## Your goal
Once every line containing "Information" has been counted, report the total for the data and nothing else.

## Materials provided
==*==

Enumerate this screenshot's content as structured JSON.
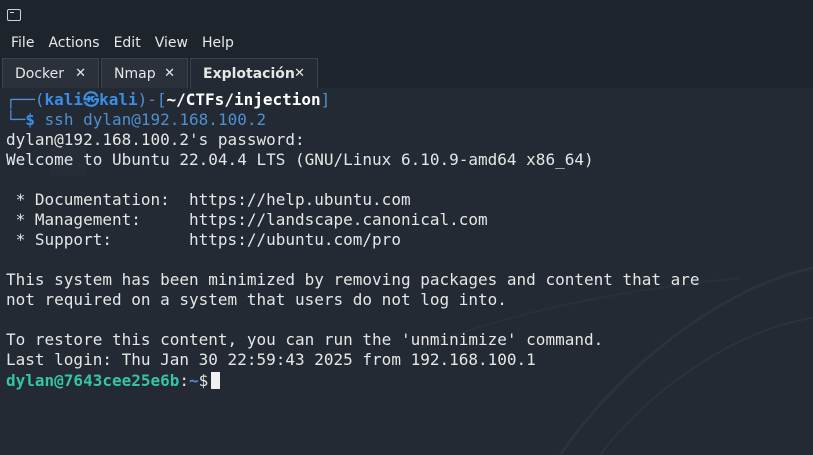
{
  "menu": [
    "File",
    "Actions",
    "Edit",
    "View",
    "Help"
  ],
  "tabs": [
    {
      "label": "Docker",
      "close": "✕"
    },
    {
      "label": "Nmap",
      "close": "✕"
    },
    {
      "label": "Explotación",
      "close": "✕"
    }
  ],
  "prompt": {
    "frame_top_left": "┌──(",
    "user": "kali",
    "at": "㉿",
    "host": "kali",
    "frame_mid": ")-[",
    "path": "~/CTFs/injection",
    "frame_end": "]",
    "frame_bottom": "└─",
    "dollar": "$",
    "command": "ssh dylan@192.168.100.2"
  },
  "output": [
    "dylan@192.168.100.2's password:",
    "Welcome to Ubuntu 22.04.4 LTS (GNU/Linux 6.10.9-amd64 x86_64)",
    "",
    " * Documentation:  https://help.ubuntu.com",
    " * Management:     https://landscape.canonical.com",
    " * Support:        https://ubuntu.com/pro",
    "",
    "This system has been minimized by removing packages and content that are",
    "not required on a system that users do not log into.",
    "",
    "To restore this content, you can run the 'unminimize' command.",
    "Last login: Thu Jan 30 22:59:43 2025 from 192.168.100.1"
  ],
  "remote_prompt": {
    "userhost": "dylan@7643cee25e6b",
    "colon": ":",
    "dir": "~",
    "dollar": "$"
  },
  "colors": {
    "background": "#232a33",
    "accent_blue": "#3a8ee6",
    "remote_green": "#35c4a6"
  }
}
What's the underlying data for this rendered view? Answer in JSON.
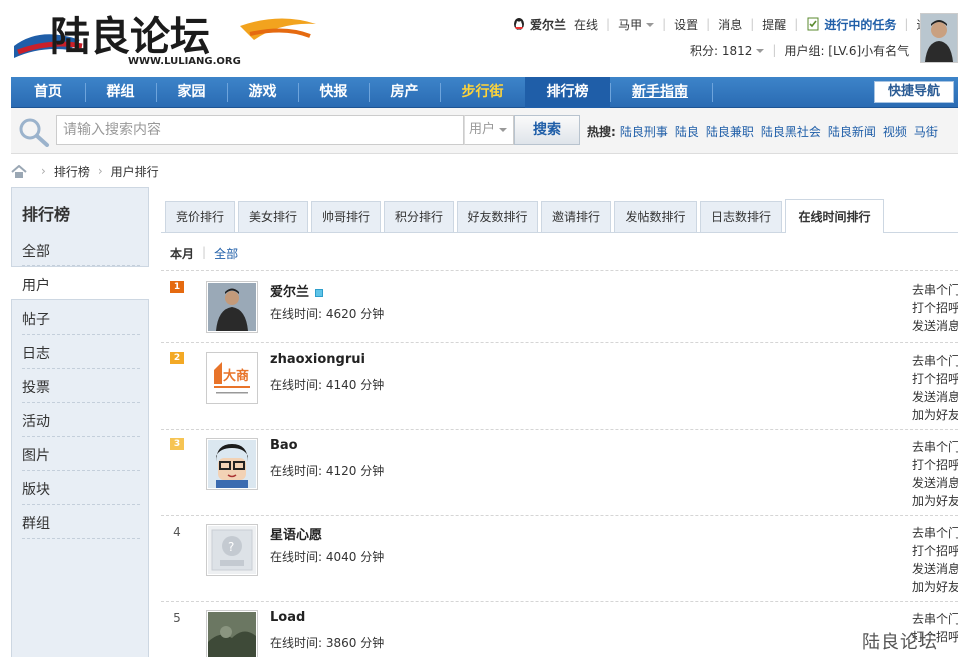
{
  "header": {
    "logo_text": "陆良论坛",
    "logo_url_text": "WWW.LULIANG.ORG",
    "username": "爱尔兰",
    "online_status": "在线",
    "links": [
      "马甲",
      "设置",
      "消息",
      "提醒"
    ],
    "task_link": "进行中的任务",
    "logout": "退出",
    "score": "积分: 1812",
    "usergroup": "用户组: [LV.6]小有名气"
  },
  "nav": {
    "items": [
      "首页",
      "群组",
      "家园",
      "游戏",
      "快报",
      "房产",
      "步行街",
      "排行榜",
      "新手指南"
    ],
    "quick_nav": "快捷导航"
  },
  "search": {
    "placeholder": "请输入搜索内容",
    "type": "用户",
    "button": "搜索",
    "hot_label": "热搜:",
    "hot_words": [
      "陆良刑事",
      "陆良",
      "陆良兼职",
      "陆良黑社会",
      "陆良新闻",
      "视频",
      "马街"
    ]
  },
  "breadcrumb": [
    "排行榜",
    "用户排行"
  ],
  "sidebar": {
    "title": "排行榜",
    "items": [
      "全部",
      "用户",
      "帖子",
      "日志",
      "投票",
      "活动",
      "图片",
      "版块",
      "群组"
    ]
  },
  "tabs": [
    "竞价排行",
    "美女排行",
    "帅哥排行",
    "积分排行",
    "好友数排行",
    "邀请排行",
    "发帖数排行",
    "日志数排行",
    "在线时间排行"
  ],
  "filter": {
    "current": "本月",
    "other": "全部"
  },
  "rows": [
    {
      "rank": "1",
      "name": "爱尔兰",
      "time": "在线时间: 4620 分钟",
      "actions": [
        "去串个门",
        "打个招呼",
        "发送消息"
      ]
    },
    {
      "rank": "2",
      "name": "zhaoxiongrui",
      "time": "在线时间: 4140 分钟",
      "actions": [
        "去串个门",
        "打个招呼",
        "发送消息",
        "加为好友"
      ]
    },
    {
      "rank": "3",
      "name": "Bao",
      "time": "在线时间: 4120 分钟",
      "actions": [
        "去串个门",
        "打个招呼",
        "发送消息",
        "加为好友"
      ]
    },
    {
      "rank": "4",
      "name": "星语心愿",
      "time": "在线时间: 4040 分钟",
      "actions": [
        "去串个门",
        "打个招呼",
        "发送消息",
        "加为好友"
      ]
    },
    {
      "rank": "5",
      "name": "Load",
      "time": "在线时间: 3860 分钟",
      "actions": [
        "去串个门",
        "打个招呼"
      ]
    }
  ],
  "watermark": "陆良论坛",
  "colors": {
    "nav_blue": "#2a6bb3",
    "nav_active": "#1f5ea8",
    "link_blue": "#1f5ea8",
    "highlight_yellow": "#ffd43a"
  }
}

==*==

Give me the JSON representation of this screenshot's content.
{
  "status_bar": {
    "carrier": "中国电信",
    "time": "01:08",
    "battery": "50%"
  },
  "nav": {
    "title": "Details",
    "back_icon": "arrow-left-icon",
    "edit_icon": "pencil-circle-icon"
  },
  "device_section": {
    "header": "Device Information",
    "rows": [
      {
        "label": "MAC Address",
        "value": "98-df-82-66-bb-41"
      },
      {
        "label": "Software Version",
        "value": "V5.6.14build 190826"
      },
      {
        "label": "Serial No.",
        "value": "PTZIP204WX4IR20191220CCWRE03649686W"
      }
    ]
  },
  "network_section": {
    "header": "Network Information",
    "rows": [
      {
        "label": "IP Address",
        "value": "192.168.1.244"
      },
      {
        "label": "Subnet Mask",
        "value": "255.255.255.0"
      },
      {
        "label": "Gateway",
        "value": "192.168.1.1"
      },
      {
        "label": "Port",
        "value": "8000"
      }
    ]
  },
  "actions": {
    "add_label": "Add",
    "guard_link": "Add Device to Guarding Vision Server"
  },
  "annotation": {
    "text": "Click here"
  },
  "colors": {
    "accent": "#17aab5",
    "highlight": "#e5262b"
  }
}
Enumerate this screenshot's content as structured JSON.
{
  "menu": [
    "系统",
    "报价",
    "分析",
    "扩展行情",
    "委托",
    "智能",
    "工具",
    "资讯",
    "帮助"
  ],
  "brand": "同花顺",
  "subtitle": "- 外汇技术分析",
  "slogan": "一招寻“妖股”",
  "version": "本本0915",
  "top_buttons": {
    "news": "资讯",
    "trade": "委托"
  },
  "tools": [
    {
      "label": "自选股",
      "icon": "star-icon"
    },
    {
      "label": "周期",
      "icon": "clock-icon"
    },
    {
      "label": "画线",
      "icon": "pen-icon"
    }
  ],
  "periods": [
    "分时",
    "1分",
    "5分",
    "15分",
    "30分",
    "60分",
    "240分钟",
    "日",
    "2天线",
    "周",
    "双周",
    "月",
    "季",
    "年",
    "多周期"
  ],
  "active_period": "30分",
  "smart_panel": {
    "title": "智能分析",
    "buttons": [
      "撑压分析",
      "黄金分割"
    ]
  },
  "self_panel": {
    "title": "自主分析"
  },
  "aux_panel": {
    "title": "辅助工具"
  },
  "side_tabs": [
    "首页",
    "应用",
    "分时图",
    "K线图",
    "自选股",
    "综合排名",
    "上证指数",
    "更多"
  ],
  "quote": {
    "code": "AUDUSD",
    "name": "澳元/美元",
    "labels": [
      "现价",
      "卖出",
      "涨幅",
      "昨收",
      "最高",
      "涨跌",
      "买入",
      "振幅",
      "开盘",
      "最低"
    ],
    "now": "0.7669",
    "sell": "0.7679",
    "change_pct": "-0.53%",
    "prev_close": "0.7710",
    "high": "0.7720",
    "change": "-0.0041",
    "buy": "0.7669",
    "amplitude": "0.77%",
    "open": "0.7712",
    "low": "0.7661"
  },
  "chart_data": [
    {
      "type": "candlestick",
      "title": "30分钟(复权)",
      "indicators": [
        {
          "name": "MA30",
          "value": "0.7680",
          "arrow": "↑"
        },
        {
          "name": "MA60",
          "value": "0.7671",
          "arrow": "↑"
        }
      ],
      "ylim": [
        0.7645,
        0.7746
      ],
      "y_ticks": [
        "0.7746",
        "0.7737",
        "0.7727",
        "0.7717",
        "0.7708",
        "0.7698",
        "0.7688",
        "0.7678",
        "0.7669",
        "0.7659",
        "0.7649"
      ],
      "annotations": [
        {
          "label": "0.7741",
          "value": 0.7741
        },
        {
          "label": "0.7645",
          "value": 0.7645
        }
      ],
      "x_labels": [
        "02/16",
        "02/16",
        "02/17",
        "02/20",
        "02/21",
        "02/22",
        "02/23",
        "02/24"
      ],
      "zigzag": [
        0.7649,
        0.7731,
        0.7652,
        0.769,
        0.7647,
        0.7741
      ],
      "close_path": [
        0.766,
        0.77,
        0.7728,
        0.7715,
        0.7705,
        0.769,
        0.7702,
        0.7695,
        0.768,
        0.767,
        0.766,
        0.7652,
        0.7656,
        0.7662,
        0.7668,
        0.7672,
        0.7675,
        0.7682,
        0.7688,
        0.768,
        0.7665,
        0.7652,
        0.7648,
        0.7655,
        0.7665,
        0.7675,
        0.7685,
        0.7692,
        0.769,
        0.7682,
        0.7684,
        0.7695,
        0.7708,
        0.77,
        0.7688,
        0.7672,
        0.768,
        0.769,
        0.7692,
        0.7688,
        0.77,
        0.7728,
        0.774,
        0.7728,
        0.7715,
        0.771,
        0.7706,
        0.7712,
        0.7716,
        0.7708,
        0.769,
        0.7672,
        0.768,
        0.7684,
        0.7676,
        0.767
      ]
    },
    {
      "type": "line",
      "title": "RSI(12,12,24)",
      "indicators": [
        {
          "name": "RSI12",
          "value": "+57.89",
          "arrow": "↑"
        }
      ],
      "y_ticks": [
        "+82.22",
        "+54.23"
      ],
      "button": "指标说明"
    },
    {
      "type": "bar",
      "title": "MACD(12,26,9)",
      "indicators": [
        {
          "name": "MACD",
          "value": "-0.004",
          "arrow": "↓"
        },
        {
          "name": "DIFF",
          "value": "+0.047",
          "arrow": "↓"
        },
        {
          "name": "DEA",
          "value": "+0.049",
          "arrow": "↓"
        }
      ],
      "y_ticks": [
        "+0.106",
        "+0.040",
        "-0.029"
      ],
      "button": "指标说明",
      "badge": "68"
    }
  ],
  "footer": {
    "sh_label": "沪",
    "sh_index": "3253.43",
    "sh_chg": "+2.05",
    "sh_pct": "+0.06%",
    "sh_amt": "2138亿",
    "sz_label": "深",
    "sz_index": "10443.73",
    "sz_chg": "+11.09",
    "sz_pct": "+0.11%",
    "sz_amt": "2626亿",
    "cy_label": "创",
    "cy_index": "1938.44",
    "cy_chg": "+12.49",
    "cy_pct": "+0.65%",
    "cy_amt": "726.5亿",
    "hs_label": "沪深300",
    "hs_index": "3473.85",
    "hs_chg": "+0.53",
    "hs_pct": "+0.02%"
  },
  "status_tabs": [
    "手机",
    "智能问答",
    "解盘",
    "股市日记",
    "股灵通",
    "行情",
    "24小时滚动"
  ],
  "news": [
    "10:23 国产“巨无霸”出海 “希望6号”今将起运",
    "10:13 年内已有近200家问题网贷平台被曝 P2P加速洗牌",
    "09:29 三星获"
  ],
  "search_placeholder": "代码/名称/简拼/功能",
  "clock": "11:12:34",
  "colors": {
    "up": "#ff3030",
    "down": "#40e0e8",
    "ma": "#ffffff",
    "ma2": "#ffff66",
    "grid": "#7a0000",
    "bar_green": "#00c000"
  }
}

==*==

## Answer section
2